How to Become a Poker Champion

Poker is a card game that requires a lot of attention and focus. It can also help you develop strong decision-making skills. In addition, it can teach you how to read people. These skills are useful both in poker and in real life. For example, a good poker player knows how to assess their opponent’s betting patterns to predict what they might have in their hand. They can then use this information to make the right call or raise.

Poker teaches you how to think strategically and make the best decisions under pressure. This skill can be invaluable in a high-stakes situation, such as a job interview or a major sporting event. Likewise, poker can improve your mathematical skills by teaching you how to calculate odds and probabilities.

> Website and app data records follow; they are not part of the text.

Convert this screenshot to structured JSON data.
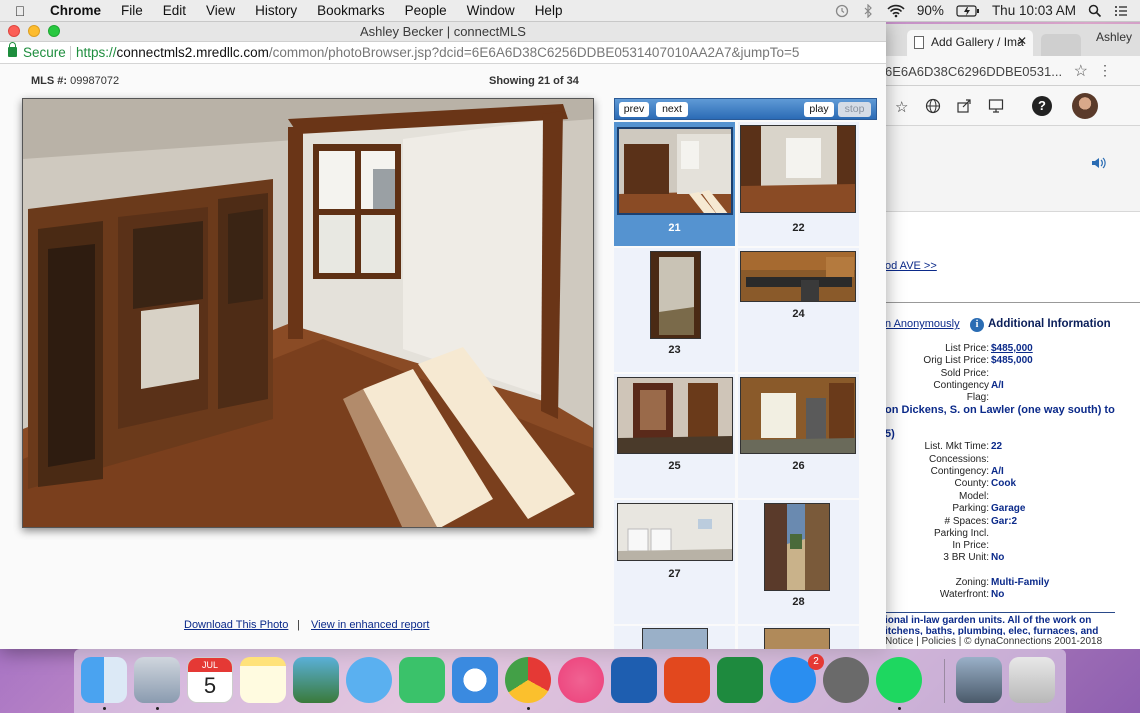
{
  "menubar": {
    "app": "Chrome",
    "items": [
      "File",
      "Edit",
      "View",
      "History",
      "Bookmarks",
      "People",
      "Window",
      "Help"
    ],
    "battery": "90%",
    "clock": "Thu 10:03 AM"
  },
  "back_window": {
    "tab_title": "Add Gallery / Ima",
    "user": "Ashley",
    "url_fragment": "6E6A6D38C6296DDBE0531...",
    "link": "od AVE >>",
    "anon_link": "n Anonymously",
    "info_heading": "Additional Information",
    "fields": [
      {
        "k": "List Price:",
        "v": "$485,000",
        "u": true
      },
      {
        "k": "Orig List Price:",
        "v": "$485,000"
      },
      {
        "k": "Sold Price:",
        "v": ""
      },
      {
        "k": "Contingency",
        "v": "A/I"
      },
      {
        "k": "Flag:",
        "v": ""
      }
    ],
    "directions": "on Dickens, S. on Lawler (one way south) to",
    "directions2": "5)",
    "fields2": [
      {
        "k": "List. Mkt Time:",
        "v": "22"
      },
      {
        "k": "Concessions:",
        "v": ""
      },
      {
        "k": "Contingency:",
        "v": "A/I"
      },
      {
        "k": "County:",
        "v": "Cook"
      },
      {
        "k": "Model:",
        "v": ""
      },
      {
        "k": "Parking:",
        "v": "Garage"
      },
      {
        "k": "# Spaces:",
        "v": "Gar:2"
      },
      {
        "k": "Parking Incl.",
        "v": ""
      },
      {
        "k": "In Price:",
        "v": ""
      },
      {
        "k": "3 BR Unit:",
        "v": "No"
      }
    ],
    "fields3": [
      {
        "k": "Zoning:",
        "v": "Multi-Family"
      },
      {
        "k": "Waterfront:",
        "v": "No"
      }
    ],
    "remarks1": "ional in-law garden units. All of the work on",
    "remarks2": "itchens, baths, plumbing, elec, furnaces, and",
    "footer": "Notice | Policies | © dynaConnections 2001-2018"
  },
  "window": {
    "title": "Ashley Becker | connectMLS",
    "secure_label": "Secure",
    "url_scheme": "https://",
    "url_host": "connectmls2.mredllc.com",
    "url_path": "/common/photoBrowser.jsp?dcid=6E6A6D38C6256DDBE0531407010AA2A7&jumpTo=5"
  },
  "page": {
    "mls_label": "MLS #:",
    "mls_number": "09987072",
    "showing": "Showing 21 of 34",
    "download_link": "Download This Photo",
    "separator": "|",
    "enhanced_link": "View in enhanced report"
  },
  "gallery": {
    "prev": "prev",
    "next": "next",
    "play": "play",
    "stop": "stop",
    "thumbs": [
      "21",
      "22",
      "23",
      "24",
      "25",
      "26",
      "27",
      "28"
    ],
    "selected": "21"
  },
  "dock": {
    "calendar_month": "JUL",
    "calendar_day": "5",
    "appstore_badge": "2"
  }
}
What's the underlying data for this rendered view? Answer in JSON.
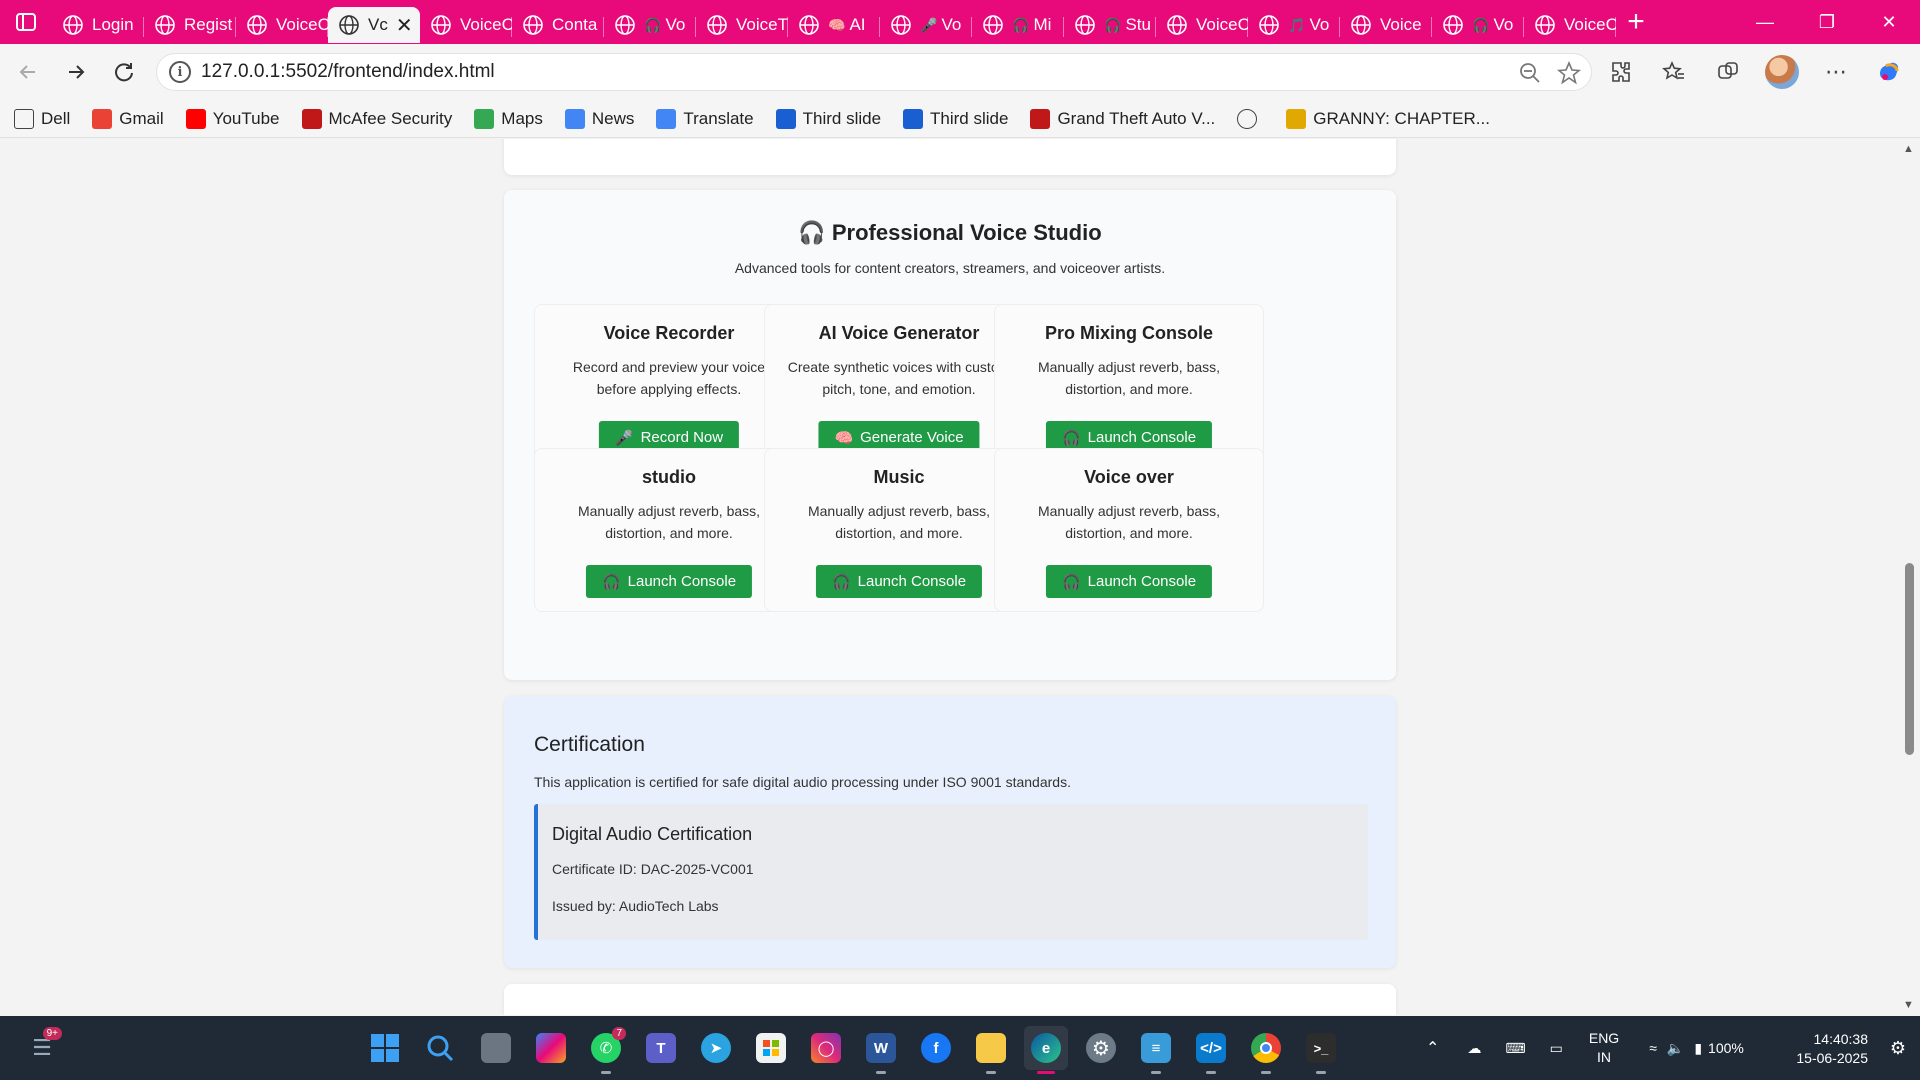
{
  "tabs": [
    {
      "label": "Login",
      "emoji": ""
    },
    {
      "label": "Regist",
      "emoji": ""
    },
    {
      "label": "VoiceC",
      "emoji": ""
    },
    {
      "label": "Vc",
      "emoji": "",
      "active": true
    },
    {
      "label": "VoiceC",
      "emoji": ""
    },
    {
      "label": "Conta",
      "emoji": ""
    },
    {
      "label": "Vo",
      "emoji": "🎧"
    },
    {
      "label": "VoiceT",
      "emoji": ""
    },
    {
      "label": "AI",
      "emoji": "🧠"
    },
    {
      "label": "Vo",
      "emoji": "🎤"
    },
    {
      "label": "Mi",
      "emoji": "🎧"
    },
    {
      "label": "Stu",
      "emoji": "🎧"
    },
    {
      "label": "VoiceC",
      "emoji": ""
    },
    {
      "label": "Vo",
      "emoji": "🎵"
    },
    {
      "label": "Voice",
      "emoji": ""
    },
    {
      "label": "Vo",
      "emoji": "🎧"
    },
    {
      "label": "VoiceC",
      "emoji": ""
    }
  ],
  "address": {
    "url": "127.0.0.1:5502/frontend/index.html"
  },
  "bookmarks": [
    {
      "label": "Dell",
      "icon": "folder-icon",
      "color": "#444444"
    },
    {
      "label": "Gmail",
      "icon": "gmail-icon",
      "color": "#ea4335"
    },
    {
      "label": "YouTube",
      "icon": "youtube-icon",
      "color": "#ff0000"
    },
    {
      "label": "McAfee Security",
      "icon": "mcafee-icon",
      "color": "#c01818"
    },
    {
      "label": "Maps",
      "icon": "maps-icon",
      "color": "#34a853"
    },
    {
      "label": "News",
      "icon": "news-icon",
      "color": "#4285f4"
    },
    {
      "label": "Translate",
      "icon": "translate-icon",
      "color": "#4285f4"
    },
    {
      "label": "Third slide",
      "icon": "slide-icon",
      "color": "#1a5fd1"
    },
    {
      "label": "Third slide",
      "icon": "slide-icon",
      "color": "#1a5fd1"
    },
    {
      "label": "Grand Theft Auto V...",
      "icon": "car-icon",
      "color": "#c01818"
    },
    {
      "label": "",
      "icon": "globe-icon",
      "color": "#444444"
    },
    {
      "label": "GRANNY: CHAPTER...",
      "icon": "crown-icon",
      "color": "#e0a800"
    }
  ],
  "studio": {
    "title": "Professional Voice Studio",
    "title_icon": "🎧",
    "subtitle": "Advanced tools for content creators, streamers, and voiceover artists.",
    "tools": [
      {
        "title": "Voice Recorder",
        "desc": "Record and preview your voice before applying effects.",
        "button": "Record Now",
        "button_icon": "🎤"
      },
      {
        "title": "AI Voice Generator",
        "desc": "Create synthetic voices with custom pitch, tone, and emotion.",
        "button": "Generate Voice",
        "button_icon": "🧠"
      },
      {
        "title": "Pro Mixing Console",
        "desc": "Manually adjust reverb, bass, distortion, and more.",
        "button": "Launch Console",
        "button_icon": "🎧"
      },
      {
        "title": "studio",
        "desc": "Manually adjust reverb, bass, distortion, and more.",
        "button": "Launch Console",
        "button_icon": "🎧"
      },
      {
        "title": "Music",
        "desc": "Manually adjust reverb, bass, distortion, and more.",
        "button": "Launch Console",
        "button_icon": "🎧"
      },
      {
        "title": "Voice over",
        "desc": "Manually adjust reverb, bass, distortion, and more.",
        "button": "Launch Console",
        "button_icon": "🎧"
      }
    ]
  },
  "certification": {
    "title": "Certification",
    "description": "This application is certified for safe digital audio processing under ISO 9001 standards.",
    "box_title": "Digital Audio Certification",
    "certificate_id": "Certificate ID: DAC-2025-VC001",
    "issued_by": "Issued by: AudioTech Labs"
  },
  "taskbar": {
    "widgets_badge": "9+",
    "whatsapp_badge": "7",
    "lang_line1": "ENG",
    "lang_line2": "IN",
    "battery": "100%",
    "time": "14:40:38",
    "date": "15-06-2025"
  },
  "colors": {
    "accent": "#e8097a",
    "button_green": "#1f9a45",
    "cert_border": "#2272d8"
  }
}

Moreover, poker can help you build self-confidence and discipline in the face of challenge. Despite being a game of chance, poker can be very rewarding and enjoyable.

The first step in becoming a poker champion is to learn the basics of the game. Then, you can move on to more advanced strategies. While there are many books available on the subject, it is important to develop your own poker strategy through careful self-examination and discussion with other players. In addition, it is a good idea to practice your strategy in low stakes games before you play in a tournament.

To start, you should know that a winning poker hand is one that contains at least two cards of equal rank and one unmatched card. It is also important to understand how different types of hands can be bluffed. A bluff is when you pretend to have a better hand than you actually do. A successful bluff can lead to a big pot. On the other hand, a failure to bluff can cost you the game.

Once you’ve learned the basic rules of poker, it’s time to start playing some games! The best way to do this is by finding a local poker room and signing up for a free trial. After that, you can join a cash game or a tournament. Both options offer great ways to improve your skills and meet new people.

One of the biggest lessons that poker teaches you is how to control your emotions. It can be tempting to gamble away your money on a bad hand, but you must always remember that the game is just a game. Moreover, you must be able to read your opponents. This is especially important in high-stakes games, where your opponents can be ruthless and take advantage of you if you show any signs of weakness. To do this, you must be able to recognize tells, or body language signals, that indicate your opponent’s hand strength. This knowledge can save you a lot of money in the long run.